CSS CSS Responsive Multi-Level Flat Menu Tutorial. HTMLBOY - Stop using the viewport meta tag (until you know how to use it) In the early years, when the smartphones came to Earth, they knew the Internet wasn’t prepared for them… so they expected every website to be around 1000px width (980px on the iPhone) and zoom out the website to fit into the screen.
And so the <meta name="viewport"> was created, basically to tell those smart dudes that your website was prepared for them. Nowadays, some popular front-end frameworks like HTML5 Boilerplate, Twitter Bootstrap and other pre-made templates include this meta tag by default –which is great for responsive web design, but very harmful for “traditional” web design. This is how it works. Briefly If you are not coding a responsive site, just don’t use any meta viewport. Any additional parameters in the content attribute usually screw up user’s experience.
EDIT: As Brad Frost correctly pointed out, you should also use the viewport meta if you are building a dedicated mobile site, so it’s not just for responsive sites. Responsive Web Layouts for Mobile Screens: Intro, Tips and Examples. Designers have it tougher now than before.
We not only have to design for stationary devices, but also mobile devices like the tablet and smartphones, and since we are talking about a lot of different screen sizes and resolutions here, it’s a huge task to shoulder. In light of this, responsive web design could be the best solution. It offers more than just a simple mobile template; instead, your entire site layout is designed to be flexible enough to fit into any possible screen resolution. Responsive design with a view full site link. A warranted preface on media queries and responsive design Does a responsive design with a view full site link really make sense?
As developers (and UI/UX designers) shouldn’t we be using the media queries to present information in a pleasant and effective manner for each and and every screen size? If you subscribe to the philosophy of ‘responsive design’, than yes. And I think those in support of the responsive approach, in general, assimilate. Take a look at Mashable, Disney and the Boston Globe. So what’s up? Get your CSS in order It’s common practice to put responsive CSS at the bottom of your style sheet.
Add link to “view full site” Nothing fancy here. I absolutely positioned it at the top of every page. Display none? Remove responsive design, change viewport and store prefs in HTML5 storage We have three ‘things’ to tackle here. So, get the responsive style sheet and the meta viewport tag. See it in action. Responsive Web Design just got Easier with the Responsive Grid System. Media Query-less Design, Content-based Breakpoints & Tweakpoints - dmolsen.com.
This post is a follow-up to Lessons Learned Building the New dmolsen.com: Static, A Performance Budget, Sass & SVG.
The previous post focused on my technical choices in the re-design of dmolsen.com. This post focuses on my design choices. I had two popular quotes floating around in my head as I moved my design for the new dmolsen.com from the sketchpad to the browser.
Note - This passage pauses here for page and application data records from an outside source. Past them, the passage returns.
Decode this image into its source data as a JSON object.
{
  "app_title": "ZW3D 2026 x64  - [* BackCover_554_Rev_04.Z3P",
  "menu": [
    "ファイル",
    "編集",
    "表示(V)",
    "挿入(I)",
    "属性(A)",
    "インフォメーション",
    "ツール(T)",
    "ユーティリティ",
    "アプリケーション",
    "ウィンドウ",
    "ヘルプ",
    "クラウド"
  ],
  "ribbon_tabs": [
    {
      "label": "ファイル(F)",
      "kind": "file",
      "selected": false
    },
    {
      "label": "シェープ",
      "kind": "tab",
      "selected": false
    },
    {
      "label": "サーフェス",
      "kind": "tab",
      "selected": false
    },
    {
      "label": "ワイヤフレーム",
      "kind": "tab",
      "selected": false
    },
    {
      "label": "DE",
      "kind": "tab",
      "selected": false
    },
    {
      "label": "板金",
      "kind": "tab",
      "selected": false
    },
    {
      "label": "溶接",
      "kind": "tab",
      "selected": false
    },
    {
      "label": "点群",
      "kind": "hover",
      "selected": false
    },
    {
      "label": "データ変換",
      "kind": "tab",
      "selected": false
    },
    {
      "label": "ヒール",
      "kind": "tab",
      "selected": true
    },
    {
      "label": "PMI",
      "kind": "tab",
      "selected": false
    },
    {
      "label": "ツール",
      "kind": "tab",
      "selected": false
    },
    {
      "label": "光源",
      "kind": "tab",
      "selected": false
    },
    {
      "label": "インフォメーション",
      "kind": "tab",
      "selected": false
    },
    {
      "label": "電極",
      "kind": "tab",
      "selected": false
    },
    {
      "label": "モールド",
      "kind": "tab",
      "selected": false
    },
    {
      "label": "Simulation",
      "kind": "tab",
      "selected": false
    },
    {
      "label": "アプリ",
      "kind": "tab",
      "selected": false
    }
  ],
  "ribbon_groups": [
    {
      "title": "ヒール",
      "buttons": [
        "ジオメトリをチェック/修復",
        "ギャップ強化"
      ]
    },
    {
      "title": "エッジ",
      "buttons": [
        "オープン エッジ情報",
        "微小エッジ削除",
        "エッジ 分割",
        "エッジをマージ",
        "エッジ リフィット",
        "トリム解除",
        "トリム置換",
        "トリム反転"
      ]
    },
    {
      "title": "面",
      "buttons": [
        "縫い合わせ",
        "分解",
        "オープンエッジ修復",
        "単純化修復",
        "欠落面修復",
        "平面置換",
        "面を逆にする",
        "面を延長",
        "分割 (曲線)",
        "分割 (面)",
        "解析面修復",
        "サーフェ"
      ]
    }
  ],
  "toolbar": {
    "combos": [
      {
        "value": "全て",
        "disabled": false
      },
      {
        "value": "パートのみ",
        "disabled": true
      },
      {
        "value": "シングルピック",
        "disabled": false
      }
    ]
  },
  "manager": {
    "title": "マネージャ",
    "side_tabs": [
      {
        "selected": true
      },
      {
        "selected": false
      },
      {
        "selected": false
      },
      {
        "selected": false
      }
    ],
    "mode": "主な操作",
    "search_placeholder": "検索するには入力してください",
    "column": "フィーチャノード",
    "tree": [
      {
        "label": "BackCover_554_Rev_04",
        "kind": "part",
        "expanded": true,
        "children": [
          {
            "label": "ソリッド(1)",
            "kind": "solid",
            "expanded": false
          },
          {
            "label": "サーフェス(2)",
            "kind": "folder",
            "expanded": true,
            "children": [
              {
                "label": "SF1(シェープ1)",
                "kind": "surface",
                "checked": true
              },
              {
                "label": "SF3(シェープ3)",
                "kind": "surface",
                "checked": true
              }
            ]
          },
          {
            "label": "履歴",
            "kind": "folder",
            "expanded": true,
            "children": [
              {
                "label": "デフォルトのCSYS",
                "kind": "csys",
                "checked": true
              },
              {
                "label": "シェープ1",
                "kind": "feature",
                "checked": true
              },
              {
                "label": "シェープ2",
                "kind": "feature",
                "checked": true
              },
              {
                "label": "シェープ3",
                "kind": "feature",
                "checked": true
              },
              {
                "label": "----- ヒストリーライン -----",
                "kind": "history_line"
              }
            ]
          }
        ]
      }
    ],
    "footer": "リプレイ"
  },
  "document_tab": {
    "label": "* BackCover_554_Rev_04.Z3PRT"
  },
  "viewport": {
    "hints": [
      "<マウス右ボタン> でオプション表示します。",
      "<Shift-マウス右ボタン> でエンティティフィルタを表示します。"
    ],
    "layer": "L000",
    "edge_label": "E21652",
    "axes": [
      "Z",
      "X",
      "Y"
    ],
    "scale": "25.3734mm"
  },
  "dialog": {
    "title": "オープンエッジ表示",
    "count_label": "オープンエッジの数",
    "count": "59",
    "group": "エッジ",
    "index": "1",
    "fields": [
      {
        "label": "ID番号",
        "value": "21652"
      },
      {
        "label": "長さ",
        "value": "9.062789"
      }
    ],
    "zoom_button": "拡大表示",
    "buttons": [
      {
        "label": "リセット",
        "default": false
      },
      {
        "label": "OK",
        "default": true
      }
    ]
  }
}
The first quote was from Bryan Rieger (@bryanrieger): The second quote was from Stephen Hay (@stephenhay) (sorry, I could only find Brad's version of the quote): Android and Iphone - modern css media queries. CSS Responsive Breakpoints & Media Queries. 29-Aug-2012 Adaptations Tutorials Home | Adaptations Home | Adaptations Examples PVII Adaptations produces responsive Web pages that automatically adjust to the size of the browser window or the type of device being used.
It even adapts to the orientation—portrait or landscape—of your mobile device. The adaptable and responsive nature of Adaptations is driven by CSS3 Media Queries, which allow us to tailor the layout based upon parameters expressed in each query. Each Adaptations page you create is linked to a core CSS file and a response CSS file. When you visit a website with a mobile browser, your device will assume that you're viewing a traditional Web page and that you want to see pretty much the whole page—not just the top left edge. This tag tells your mobile device, no matter the brand, to display your Web page according to its physical viewport size, as if the page were actually designed to fit, which in the case of a PVII Adaptations, it is.
Media Queries for Standard Devices. If you think responsive's simple, I feel bad for you son.
We got 99 viewports, but the iPhone's just one. —Josh Brewer, March 10, 2010. How to build a responsive HTML5 website - a step by step tutorial. Rating: 8.6/10 (1247 votes cast) Required knowledge level: intermediate In this responsive web design tutorial we will create an awesome responsive HTML5 website starting from scratch.
I tried to include as many different features as possible, so we will be dealing with a jQuery slider, CSS3 transitions and animations, CSS Media Queries and so on. This part of the tutorial will show you the HTML structure and the required scripts in a step by step tutorial.